# Exercise prompt:
I'd like every line from the material below that has "Open" in it.
Top of Data to use
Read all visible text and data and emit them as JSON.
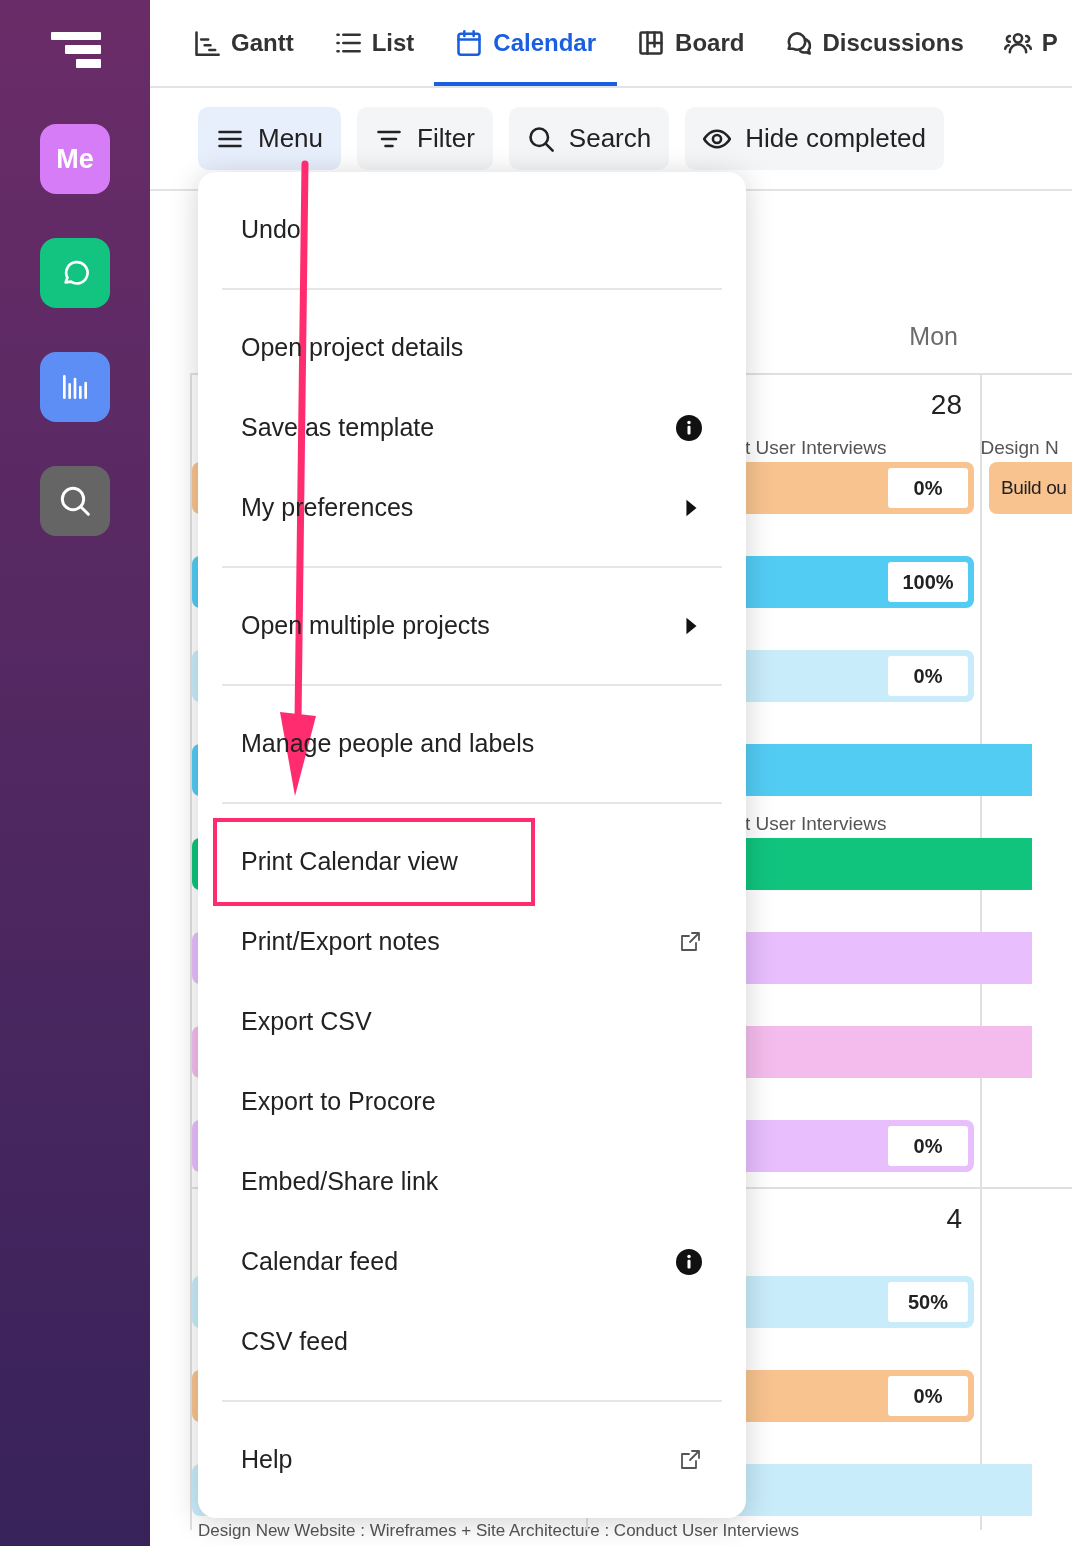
{
  "sidebar": {
    "items": [
      {
        "kind": "avatar",
        "label": "Me",
        "color": "#d57cf6"
      },
      {
        "kind": "chat",
        "color": "#12c480"
      },
      {
        "kind": "reports",
        "color": "#5d8ef6"
      },
      {
        "kind": "search",
        "color": "#656565"
      }
    ]
  },
  "tabs": [
    {
      "label": "Gantt",
      "kind": "gantt",
      "selected": false
    },
    {
      "label": "List",
      "kind": "list",
      "selected": false
    },
    {
      "label": "Calendar",
      "kind": "calendar",
      "selected": true
    },
    {
      "label": "Board",
      "kind": "board",
      "selected": false
    },
    {
      "label": "Discussions",
      "kind": "discussions",
      "selected": false
    },
    {
      "label": "P",
      "kind": "people",
      "selected": false
    }
  ],
  "toolbar": [
    {
      "label": "Menu",
      "kind": "menu",
      "selected": true
    },
    {
      "label": "Filter",
      "kind": "filter",
      "selected": false
    },
    {
      "label": "Search",
      "kind": "search",
      "selected": false
    },
    {
      "label": "Hide completed",
      "kind": "eye",
      "selected": false
    }
  ],
  "calendar": {
    "day_header": "Mon",
    "weeks": [
      {
        "day": "28",
        "events": [
          {
            "label": "t User Interviews",
            "color": "#f8c38f",
            "percent": "0%",
            "next_day_event": {
              "label": "Design N",
              "title": "Build ou",
              "color": "#f8c38f"
            }
          },
          {
            "color": "#53ccf4",
            "percent": "100%"
          },
          {
            "color": "#c8ecfa",
            "percent": "0%"
          },
          {
            "color": "#53ccf4"
          },
          {
            "label": "t User Interviews",
            "color": "#10c47e"
          },
          {
            "color": "#e8befd"
          },
          {
            "color": "#f4bcec"
          },
          {
            "color": "#e8befd",
            "percent": "0%"
          }
        ]
      },
      {
        "day": "4",
        "events": [
          {
            "color": "#c8ecfa",
            "percent": "50%"
          },
          {
            "color": "#f8c38f",
            "percent": "0%"
          },
          {
            "color": "#c8ecfa"
          }
        ]
      }
    ],
    "footer_text": "Design New Website : Wireframes + Site Architecture : Conduct User Interviews"
  },
  "menu": {
    "groups": [
      [
        {
          "label": "Undo"
        }
      ],
      [
        {
          "label": "Open project details"
        },
        {
          "label": "Save as template",
          "kind": "info"
        },
        {
          "label": "My preferences",
          "kind": "submenu"
        }
      ],
      [
        {
          "label": "Open multiple projects",
          "kind": "submenu"
        }
      ],
      [
        {
          "label": "Manage people and labels"
        }
      ],
      [
        {
          "label": "Print Calendar view",
          "highlighted": true
        },
        {
          "label": "Print/Export notes",
          "kind": "external"
        },
        {
          "label": "Export CSV"
        },
        {
          "label": "Export to Procore"
        },
        {
          "label": "Embed/Share link"
        },
        {
          "label": "Calendar feed",
          "kind": "info"
        },
        {
          "label": "CSV feed"
        }
      ],
      [
        {
          "label": "Help",
          "kind": "external"
        }
      ]
    ]
  }
}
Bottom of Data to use
# Solution to this exercise:
          "label": "Open project details"
          "label": "Open multiple projects",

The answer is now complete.